SCIENCE EXPERIMENT AT HOME
Fill a plastic (PET) bottle with hot water (NOT boiling water -- see if you can work out why I said that!) and fill a bowl with cold water. Let them sit for one minute, then empty the bottle quickly. Stretch a balloon over the open end of the bottle and push the bottle down into the cold water. What happens? Why?
Why does the balloon inflate into the bottle?
The warm water heats the bottle which, in turn, heats the air inside the bottle after the water is poured out. When the bottle is placed in the cold water, the air inside cools and contracts, causing outside air to be drawn in, pulling the balloon in and inflating it inside the bottle.
Try sitting the bottle back in the hot water again.
Another way to try this uses a balloon, a plastic drink bottle, some plastic tubing, rubber glue, a bicycle pump with the valve of the piston reversed (to suck instead of blow), and a drill.
You will have to drill a hole in the side of the bottle near the bottom, choosing a size which will just take the plastic tubing, and then glue the tubing in place.
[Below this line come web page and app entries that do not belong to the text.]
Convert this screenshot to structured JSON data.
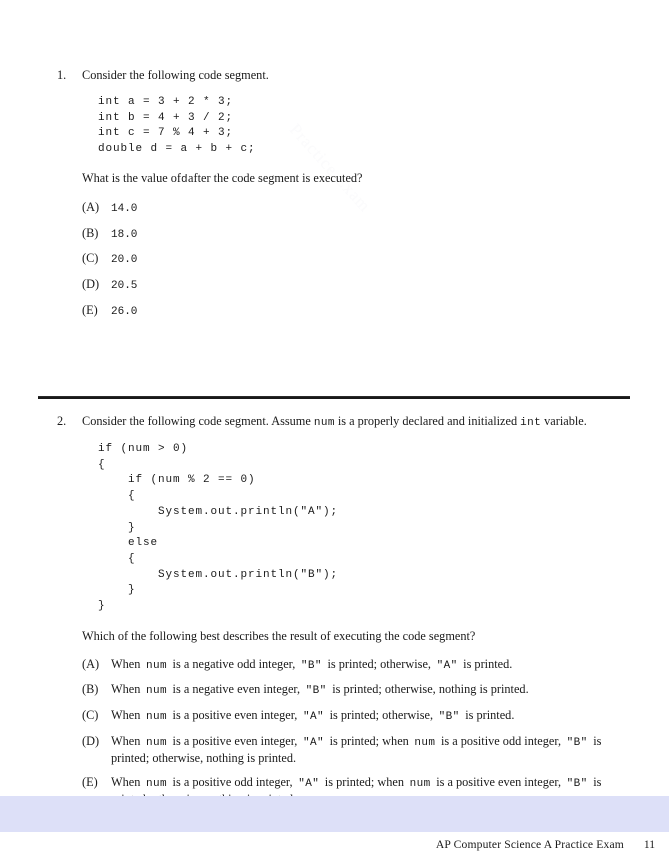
{
  "document": {
    "kind": "exam-page",
    "background_color": "#ffffff",
    "divider_color": "#191919",
    "footer_band_color": "#dde0f8"
  },
  "watermark": {
    "line1": "Practice Exam",
    "line2": "Practice Exam",
    "line3": "Practice Exam",
    "line4": "Practice Exam"
  },
  "questions": [
    {
      "number": "1.",
      "stem": "Consider the following code segment.",
      "code": "int a = 3 + 2 * 3;\nint b = 4 + 3 / 2;\nint c = 7 % 4 + 3;\ndouble d = a + b + c;",
      "prompt_before": "What is the value of",
      "prompt_mono": "d",
      "prompt_after": "after the code segment is executed?",
      "choices": [
        {
          "letter": "(A)",
          "text": "14.0",
          "mono": true
        },
        {
          "letter": "(B)",
          "text": "18.0",
          "mono": true
        },
        {
          "letter": "(C)",
          "text": "20.0",
          "mono": true
        },
        {
          "letter": "(D)",
          "text": "20.5",
          "mono": true
        },
        {
          "letter": "(E)",
          "text": "26.0",
          "mono": true
        }
      ]
    },
    {
      "number": "2.",
      "stem_part1": "Consider the following code segment. Assume",
      "stem_mono1": "num",
      "stem_part2": "is a properly declared and initialized",
      "stem_mono2": "int",
      "stem_part3": "variable.",
      "code": "if (num > 0)\n{\n    if (num % 2 == 0)\n    {\n        System.out.println(\"A\");\n    }\n    else\n    {\n        System.out.println(\"B\");\n    }\n}",
      "prompt": "Which of the following best describes the result of executing the code segment?",
      "choices": [
        {
          "letter": "(A)",
          "segments": [
            {
              "t": "When",
              "mono": false
            },
            {
              "t": "num",
              "mono": true
            },
            {
              "t": "is a negative odd integer,",
              "mono": false
            },
            {
              "t": "\"B\"",
              "mono": true
            },
            {
              "t": "is printed; otherwise,",
              "mono": false
            },
            {
              "t": "\"A\"",
              "mono": true
            },
            {
              "t": "is printed.",
              "mono": false
            }
          ]
        },
        {
          "letter": "(B)",
          "segments": [
            {
              "t": "When",
              "mono": false
            },
            {
              "t": "num",
              "mono": true
            },
            {
              "t": "is a negative even integer,",
              "mono": false
            },
            {
              "t": "\"B\"",
              "mono": true
            },
            {
              "t": "is printed; otherwise, nothing is printed.",
              "mono": false
            }
          ]
        },
        {
          "letter": "(C)",
          "segments": [
            {
              "t": "When",
              "mono": false
            },
            {
              "t": "num",
              "mono": true
            },
            {
              "t": "is a positive even integer,",
              "mono": false
            },
            {
              "t": "\"A\"",
              "mono": true
            },
            {
              "t": "is printed; otherwise,",
              "mono": false
            },
            {
              "t": "\"B\"",
              "mono": true
            },
            {
              "t": "is printed.",
              "mono": false
            }
          ]
        },
        {
          "letter": "(D)",
          "segments": [
            {
              "t": "When",
              "mono": false
            },
            {
              "t": "num",
              "mono": true
            },
            {
              "t": "is a positive even integer,",
              "mono": false
            },
            {
              "t": "\"A\"",
              "mono": true
            },
            {
              "t": "is printed; when",
              "mono": false
            },
            {
              "t": "num",
              "mono": true
            },
            {
              "t": "is a positive odd integer,",
              "mono": false
            },
            {
              "t": "\"B\"",
              "mono": true
            },
            {
              "t": "is printed; otherwise, nothing is printed.",
              "mono": false
            }
          ]
        },
        {
          "letter": "(E)",
          "segments": [
            {
              "t": "When",
              "mono": false
            },
            {
              "t": "num",
              "mono": true
            },
            {
              "t": "is a positive odd integer,",
              "mono": false
            },
            {
              "t": "\"A\"",
              "mono": true
            },
            {
              "t": "is printed; when",
              "mono": false
            },
            {
              "t": "num",
              "mono": true
            },
            {
              "t": "is a positive even integer,",
              "mono": false
            },
            {
              "t": "\"B\"",
              "mono": true
            },
            {
              "t": "is printed; otherwise, nothing is printed.",
              "mono": false
            }
          ]
        }
      ]
    }
  ],
  "footer": {
    "title": "AP Computer Science A Practice Exam",
    "page_number": "11"
  }
}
Hook this up to the pump, or use the connector from an old inner tube, but with the valve removed. Then push the balloon down through the neck of the bottle, and reverse the neck of the balloon down over the outside of the bottle neck. When air is drawn from the bottle, atmospheric pressure is greater, and the balloon "blows up" inside the bottle.
The main problem will be finding a bicycle pump which allows the valve to be reversed. The modern plastic variety does not allow this, so look for and old relic, with a metal barrel which can be unscrewed.
Yet another variation: Try shaking a small amount of very hot water in a bottle to heat the air inside, then quickly fit a balloon to the neck. Then wait a few minutes for things to cool down before you sit the bottle in an ice bath. Some of the pressure inside the bottle will have been a result of water vapour, which now condenses.